Welcome to Chapter 34

The SBE34, non-profit professional organization, is devoted to the advancement of all levels and types of broadcast engineering.

From the studio operator to the maintenance engineer and the chief engineer to the vice president of engineering, SBE34 members come from commercial and non-commercial radio and television stations across New Mexico. The SBE34 provides a forum for the exchange of ideas and the sharing of information to help broadcast engineers of any level keep pace with our rapidly changing industry.

The Latest in Broadcast Engineering News

Antennas: Back to the Future

You can always learn new things about antennas

Doug Lung, TV Technology

TV receive antennas are one of the most popular topics based on the number of emails I receive from readers. Many times they will request additional information on antennas I wrote about years ago—the Gray-Hoverman covered in 2008 or the high gain wire rhombic I covered in 2006.

Meanwhile, I often learn new things from readers. Bill Robbins, an over-the-air TV viewer in Florida, was concerned about reception from his antenna setup. I’ve found trying to align or adjust a TV antenna using the “quality” indicator on a TV set or the signal level on a meter is difficult, slow and doesn’t always find the best orientation. A spectrum analyzer is a better choice.

Fortunately, these no longer cost thousands of dollars. I recommended Robbins pick up an Airspy SDR and use its free Spectrum Spy software to look at the spectrum of the incoming signals, aligning the antenna for best level and best flatness (least multipath) on the desired channels. He bought an Airspy R2 and sent me a screenshot of the final result. It looked good. He’s using a Winegard LNA-200 (one I’ve also found to work well) and RG-11 coax from the antenna to his in-home distribution setup. However, I’d never heard of the TV antenna he was using—the HD-Stacker. So when he asked my opinion I looked into it and found it quite interesting.

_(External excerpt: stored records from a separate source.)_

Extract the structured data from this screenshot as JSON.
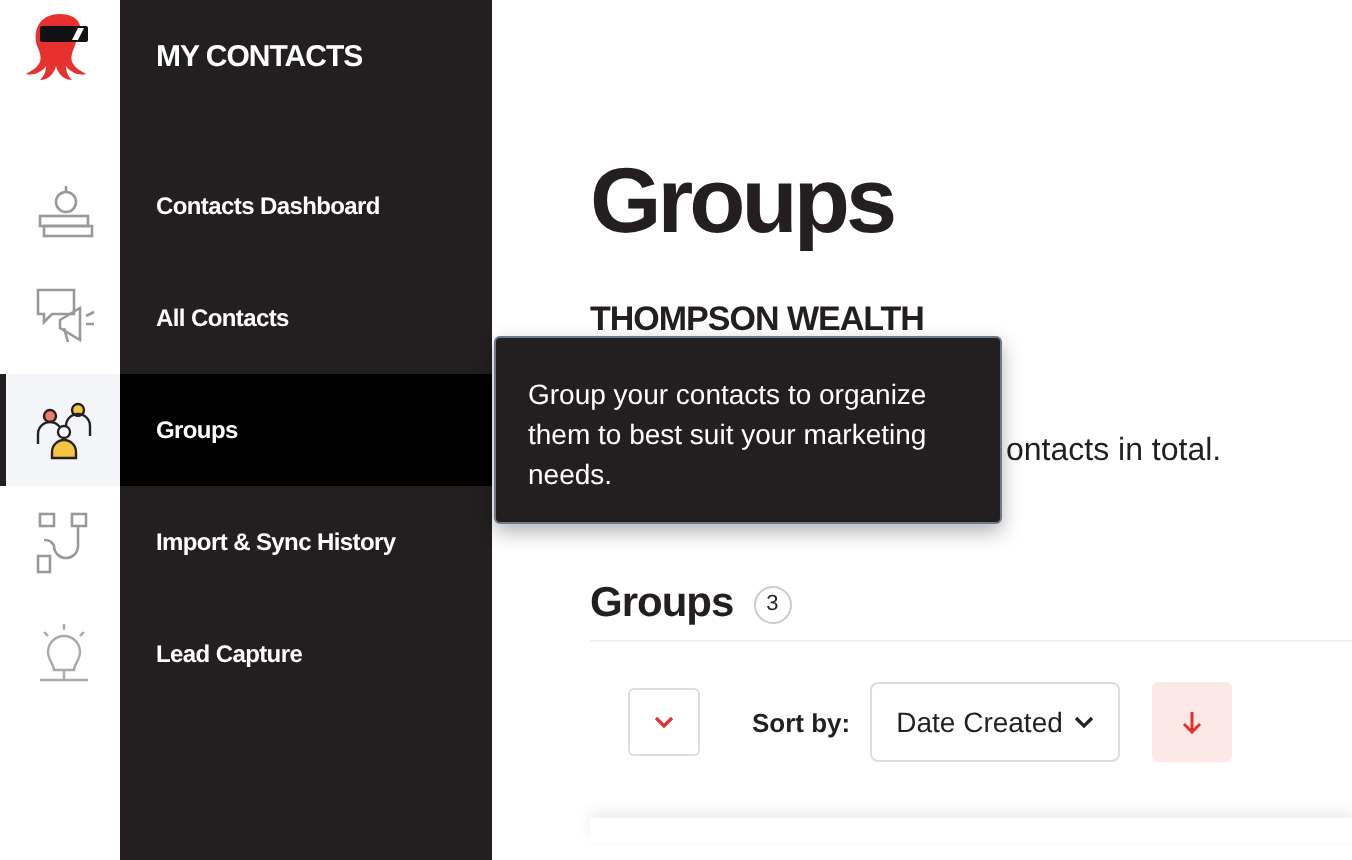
{
  "sidebar": {
    "title": "MY CONTACTS",
    "items": [
      {
        "label": "Contacts Dashboard",
        "selected": false
      },
      {
        "label": "All Contacts",
        "selected": false
      },
      {
        "label": "Groups",
        "selected": true
      },
      {
        "label": "Import & Sync History",
        "selected": false
      },
      {
        "label": "Lead Capture",
        "selected": false
      }
    ]
  },
  "tooltip": {
    "text": "Group your contacts to organize them to best suit your marketing needs."
  },
  "page": {
    "title": "Groups",
    "account": "THOMPSON WEALTH",
    "summary": "ontacts in total."
  },
  "groups": {
    "heading": "Groups",
    "count": "3",
    "sort_label": "Sort by:",
    "sort_value": "Date Created"
  }
}
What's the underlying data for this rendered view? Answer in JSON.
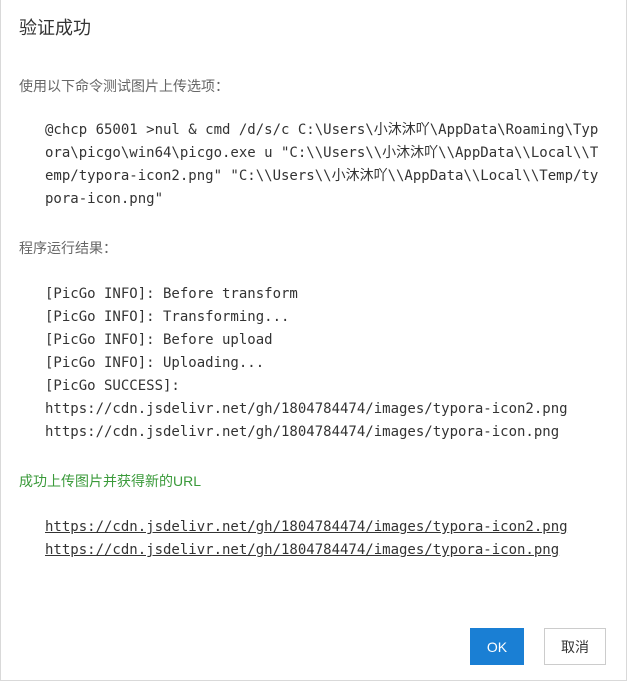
{
  "dialog": {
    "title": "验证成功"
  },
  "command_section": {
    "label": "使用以下命令测试图片上传选项：",
    "command": "@chcp 65001 >nul & cmd /d/s/c C:\\Users\\小沐沐吖\\AppData\\Roaming\\Typora\\picgo\\win64\\picgo.exe u \"C:\\\\Users\\\\小沐沐吖\\\\AppData\\\\Local\\\\Temp/typora-icon2.png\" \"C:\\\\Users\\\\小沐沐吖\\\\AppData\\\\Local\\\\Temp/typora-icon.png\""
  },
  "result_section": {
    "label": "程序运行结果：",
    "lines": [
      "[PicGo INFO]: Before transform",
      "[PicGo INFO]: Transforming...",
      "[PicGo INFO]: Before upload",
      "[PicGo INFO]: Uploading...",
      "[PicGo SUCCESS]:",
      "https://cdn.jsdelivr.net/gh/1804784474/images/typora-icon2.png",
      "https://cdn.jsdelivr.net/gh/1804784474/images/typora-icon.png"
    ]
  },
  "success_section": {
    "label": "成功上传图片并获得新的URL",
    "links": [
      "https://cdn.jsdelivr.net/gh/1804784474/images/typora-icon2.png",
      "https://cdn.jsdelivr.net/gh/1804784474/images/typora-icon.png"
    ]
  },
  "buttons": {
    "ok_label": "OK",
    "cancel_label": "取消"
  },
  "colors": {
    "primary": "#1a7fd4",
    "success_text": "#3a9a3a"
  }
}
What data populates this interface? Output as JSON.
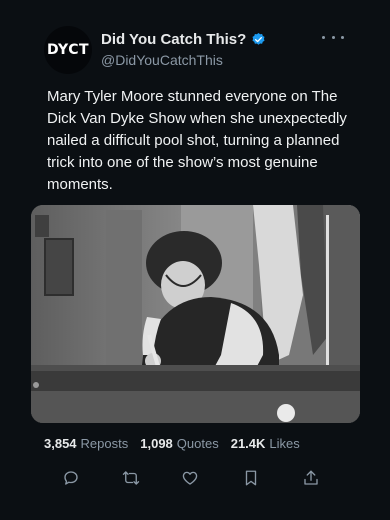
{
  "author": {
    "avatar_text": "DYCT",
    "display_name": "Did You Catch This?",
    "handle": "@DidYouCatchThis",
    "verified_color": "#1d9bf0"
  },
  "tweet": {
    "text": "Mary Tyler Moore stunned everyone on The Dick Van Dyke Show when she unexpectedly nailed a difficult pool shot, turning a planned trick into one of the show’s most genuine moments."
  },
  "media": {
    "kind": "black-and-white photo"
  },
  "stats": {
    "reposts_count": "3,854",
    "reposts_label": "Reposts",
    "quotes_count": "1,098",
    "quotes_label": "Quotes",
    "likes_count": "21.4K",
    "likes_label": "Likes"
  },
  "actions": {
    "icons": [
      "reply-icon",
      "repost-icon",
      "like-icon",
      "bookmark-icon",
      "share-icon"
    ],
    "icon_color": "#8b98a5"
  }
}
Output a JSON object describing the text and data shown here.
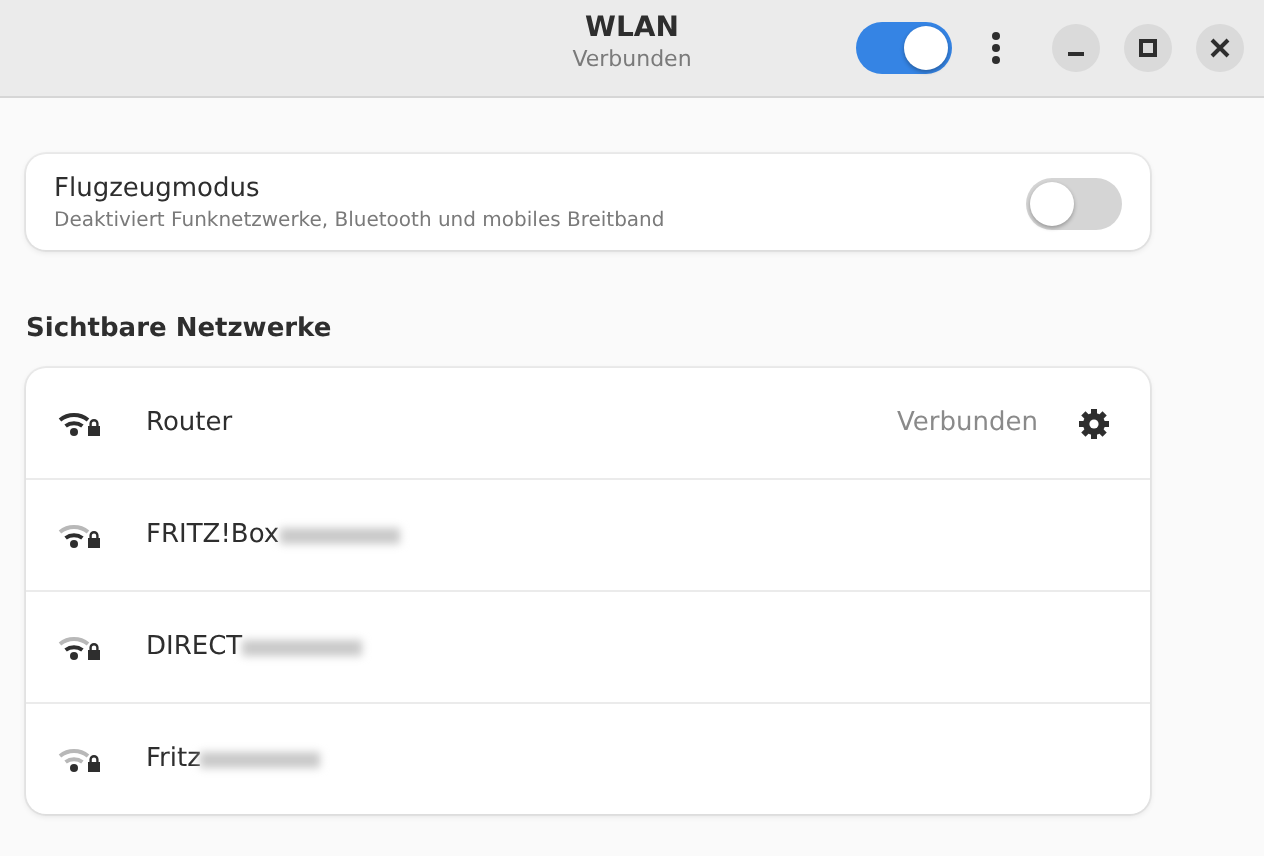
{
  "window": {
    "title": "WLAN",
    "subtitle": "Verbunden",
    "wifi_on": true
  },
  "airplane": {
    "title": "Flugzeugmodus",
    "description": "Deaktiviert Funknetzwerke, Bluetooth und mobiles Breitband",
    "on": false
  },
  "networks_heading": "Sichtbare Netzwerke",
  "networks": [
    {
      "name": "Router",
      "kind": "strong",
      "status": "Verbunden",
      "connected": true,
      "redacted": false
    },
    {
      "name": "FRITZ!Box",
      "kind": "medium",
      "connected": false,
      "redacted": true
    },
    {
      "name": "DIRECT",
      "kind": "medium",
      "connected": false,
      "redacted": true
    },
    {
      "name": "Fritz",
      "kind": "weak",
      "connected": false,
      "redacted": true
    }
  ]
}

David Grice
Advanced Broadcast Services

Emergency Alert System

Working with federal, state and local government agencies, broadcasters keep their communities informed and safe through EAS.

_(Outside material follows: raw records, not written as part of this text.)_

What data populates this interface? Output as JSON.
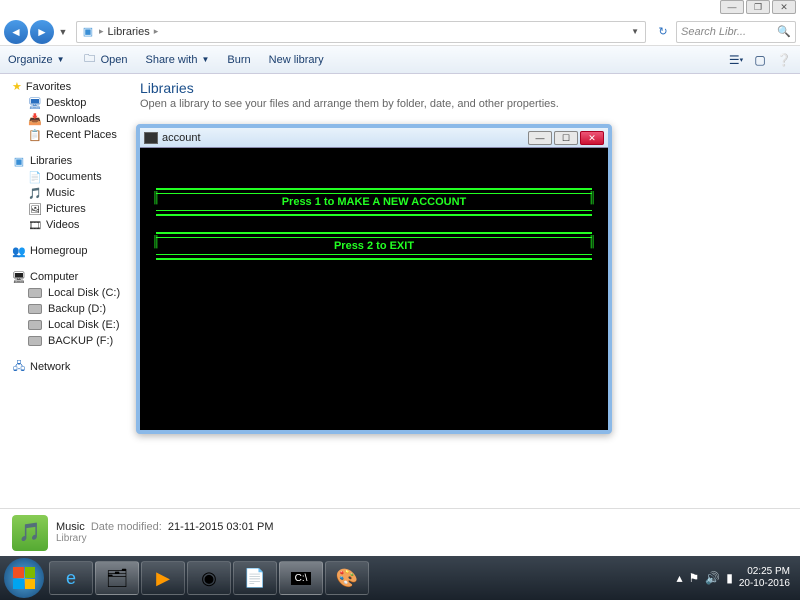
{
  "window_controls": {
    "min": "—",
    "max": "☐",
    "close": "✕"
  },
  "nav": {
    "breadcrumb_root": "Libraries",
    "search_placeholder": "Search Libr..."
  },
  "toolbar": {
    "organize": "Organize",
    "open": "Open",
    "share": "Share with",
    "burn": "Burn",
    "newlib": "New library"
  },
  "sidebar": {
    "favorites": "Favorites",
    "desktop": "Desktop",
    "downloads": "Downloads",
    "recent": "Recent Places",
    "libraries": "Libraries",
    "documents": "Documents",
    "music": "Music",
    "pictures": "Pictures",
    "videos": "Videos",
    "homegroup": "Homegroup",
    "computer": "Computer",
    "drive_c": "Local Disk (C:)",
    "drive_d": "Backup (D:)",
    "drive_e": "Local Disk  (E:)",
    "drive_f": "BACKUP (F:)",
    "network": "Network"
  },
  "main": {
    "title": "Libraries",
    "subtitle": "Open a library to see your files and arrange them by folder, date, and other properties."
  },
  "console": {
    "title": "account",
    "line1": "Press 1 to MAKE A NEW ACCOUNT",
    "line2": "Press 2 to EXIT"
  },
  "details": {
    "name": "Music",
    "modified_label": "Date modified:",
    "modified": "21-11-2015  03:01 PM",
    "type": "Library"
  },
  "taskbar": {
    "time": "02:25 PM",
    "date": "20-10-2016"
  }
}
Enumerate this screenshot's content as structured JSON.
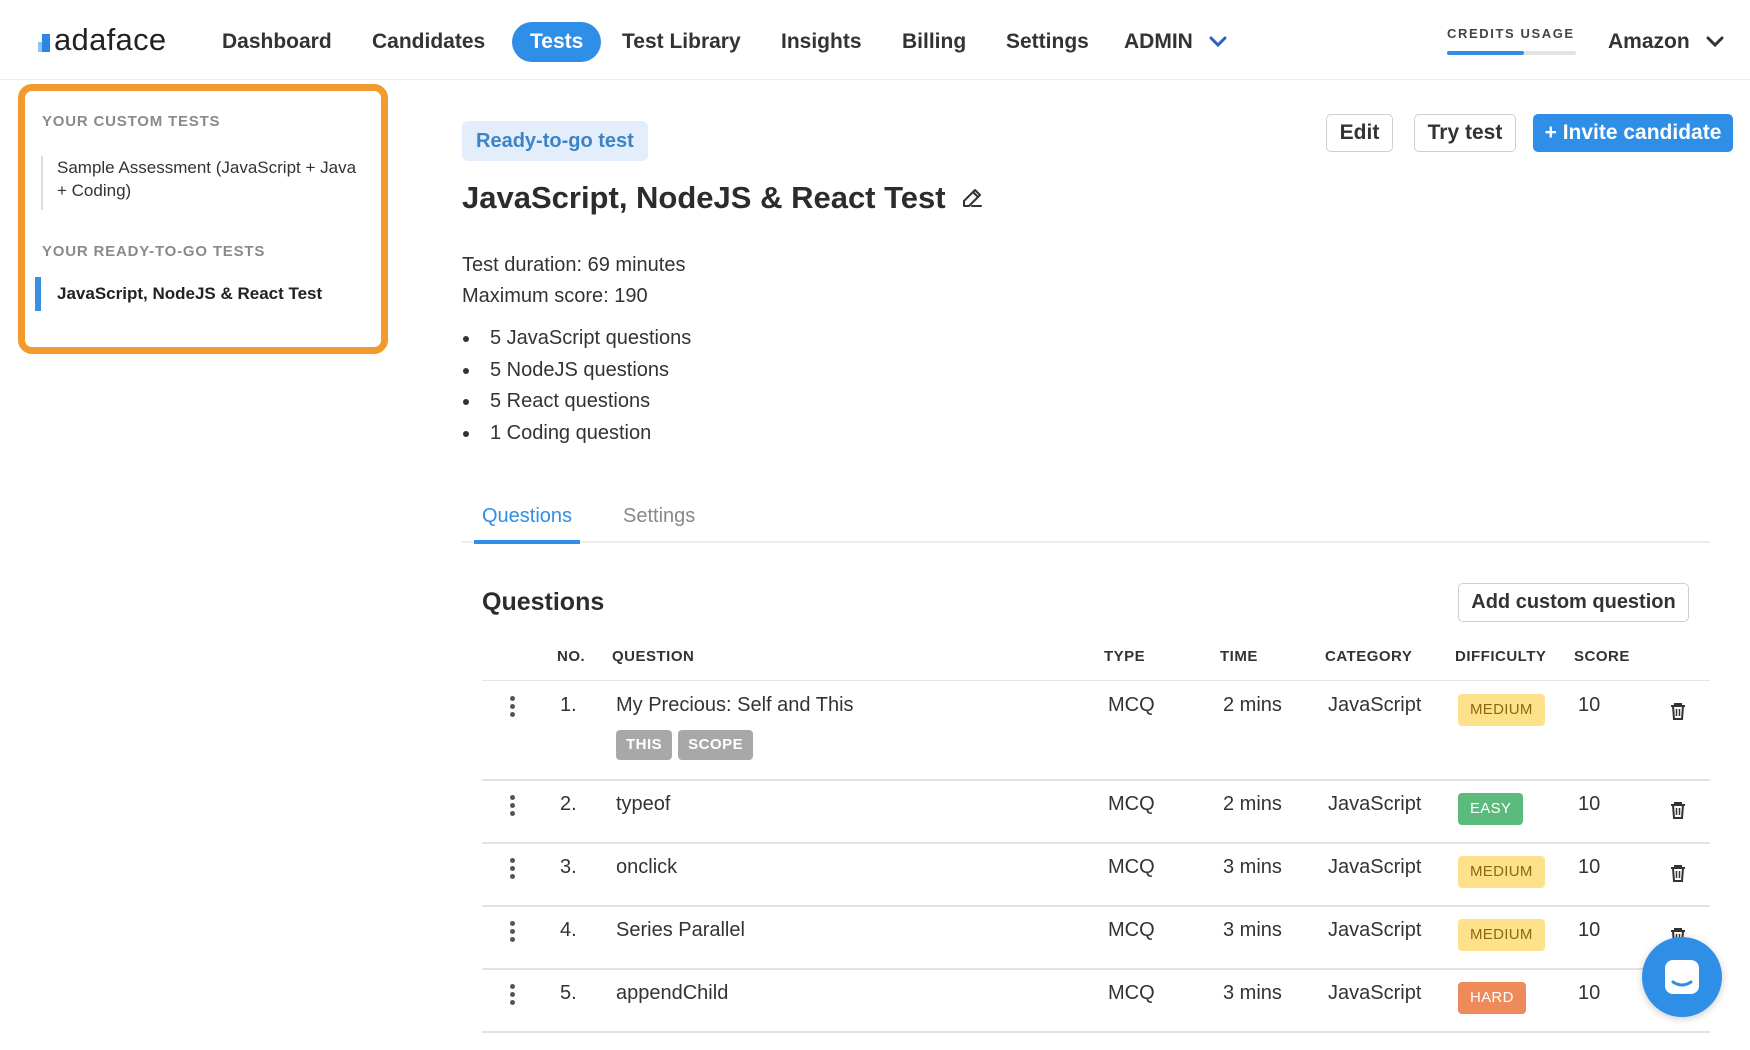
{
  "header": {
    "logo_text": "adaface",
    "nav": [
      {
        "label": "Dashboard",
        "active": false
      },
      {
        "label": "Candidates",
        "active": false
      },
      {
        "label": "Tests",
        "active": true
      },
      {
        "label": "Test Library",
        "active": false
      },
      {
        "label": "Insights",
        "active": false
      },
      {
        "label": "Billing",
        "active": false
      },
      {
        "label": "Settings",
        "active": false
      },
      {
        "label": "ADMIN",
        "active": false
      }
    ],
    "credits_label": "CREDITS USAGE",
    "credits_usage_fraction": 0.6,
    "org_label": "Amazon"
  },
  "sidebar": {
    "custom_heading": "YOUR CUSTOM TESTS",
    "custom_item": "Sample Assessment (JavaScript + Java + Coding)",
    "ready_heading": "YOUR READY-TO-GO TESTS",
    "ready_item": "JavaScript, NodeJS & React Test"
  },
  "main": {
    "badge": "Ready-to-go test",
    "edit_label": "Edit",
    "try_label": "Try test",
    "invite_label": "+ Invite candidate",
    "title": "JavaScript, NodeJS & React Test",
    "duration": "Test duration: 69 minutes",
    "max_score": "Maximum score: 190",
    "bullets": [
      "5 JavaScript questions",
      "5 NodeJS questions",
      "5 React questions",
      "1 Coding question"
    ],
    "tabs": [
      "Questions",
      "Settings"
    ],
    "questions_heading": "Questions",
    "add_custom_label": "Add custom question"
  },
  "table": {
    "columns": [
      "NO.",
      "QUESTION",
      "TYPE",
      "TIME",
      "CATEGORY",
      "DIFFICULTY",
      "SCORE"
    ],
    "rows": [
      {
        "no": "1.",
        "question": "My Precious: Self and This",
        "tags": [
          "THIS",
          "SCOPE"
        ],
        "type": "MCQ",
        "time": "2 mins",
        "category": "JavaScript",
        "difficulty": "MEDIUM",
        "score": "10"
      },
      {
        "no": "2.",
        "question": "typeof",
        "tags": [],
        "type": "MCQ",
        "time": "2 mins",
        "category": "JavaScript",
        "difficulty": "EASY",
        "score": "10"
      },
      {
        "no": "3.",
        "question": "onclick",
        "tags": [],
        "type": "MCQ",
        "time": "3 mins",
        "category": "JavaScript",
        "difficulty": "MEDIUM",
        "score": "10"
      },
      {
        "no": "4.",
        "question": "Series Parallel",
        "tags": [],
        "type": "MCQ",
        "time": "3 mins",
        "category": "JavaScript",
        "difficulty": "MEDIUM",
        "score": "10"
      },
      {
        "no": "5.",
        "question": "appendChild",
        "tags": [],
        "type": "MCQ",
        "time": "3 mins",
        "category": "JavaScript",
        "difficulty": "HARD",
        "score": "10"
      }
    ]
  },
  "colors": {
    "accent": "#2f8ee5",
    "highlight_border": "#f39a2f",
    "medium": "#fde28b",
    "easy": "#5cba7d",
    "hard": "#ef8a5b"
  },
  "icons": [
    "chevron-down-icon",
    "pencil-edit-icon",
    "kebab-menu-icon",
    "trash-icon",
    "chat-icon"
  ]
}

New Mexico is rarely subject to statewide disasters, but broadcasters are constantly warning their listeners and viewers of hazardous weather such as dust storms, hail storms, and snow storms as well as the dangers of wildfires, flash floods and tornados.